= About this exercise =
Work through the records below and copy every line that includes "readme".

START Material for this task

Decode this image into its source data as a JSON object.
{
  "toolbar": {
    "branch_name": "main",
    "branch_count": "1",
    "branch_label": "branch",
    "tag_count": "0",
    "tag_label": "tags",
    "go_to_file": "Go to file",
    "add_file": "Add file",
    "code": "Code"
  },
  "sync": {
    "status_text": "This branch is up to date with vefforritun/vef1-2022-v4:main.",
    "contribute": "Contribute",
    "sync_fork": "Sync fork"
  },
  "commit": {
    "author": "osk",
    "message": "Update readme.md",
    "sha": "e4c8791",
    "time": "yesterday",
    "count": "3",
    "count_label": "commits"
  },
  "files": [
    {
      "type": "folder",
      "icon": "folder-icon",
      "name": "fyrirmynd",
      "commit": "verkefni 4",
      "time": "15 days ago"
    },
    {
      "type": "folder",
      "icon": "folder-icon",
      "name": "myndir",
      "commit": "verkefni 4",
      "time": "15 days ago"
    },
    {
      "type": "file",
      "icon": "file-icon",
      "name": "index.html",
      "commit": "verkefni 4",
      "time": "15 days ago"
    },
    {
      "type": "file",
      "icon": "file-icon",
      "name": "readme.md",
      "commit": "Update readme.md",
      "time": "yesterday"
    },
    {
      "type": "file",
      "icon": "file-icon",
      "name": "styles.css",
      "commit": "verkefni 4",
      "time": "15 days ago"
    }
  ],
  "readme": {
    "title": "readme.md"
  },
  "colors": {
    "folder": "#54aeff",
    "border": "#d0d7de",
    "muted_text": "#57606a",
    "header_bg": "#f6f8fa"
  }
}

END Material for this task

= Exercise answer =
    "message": "Update readme.md",
      "name": "readme.md",
      "commit": "Update readme.md",
  "readme": {
    "title": "readme.md"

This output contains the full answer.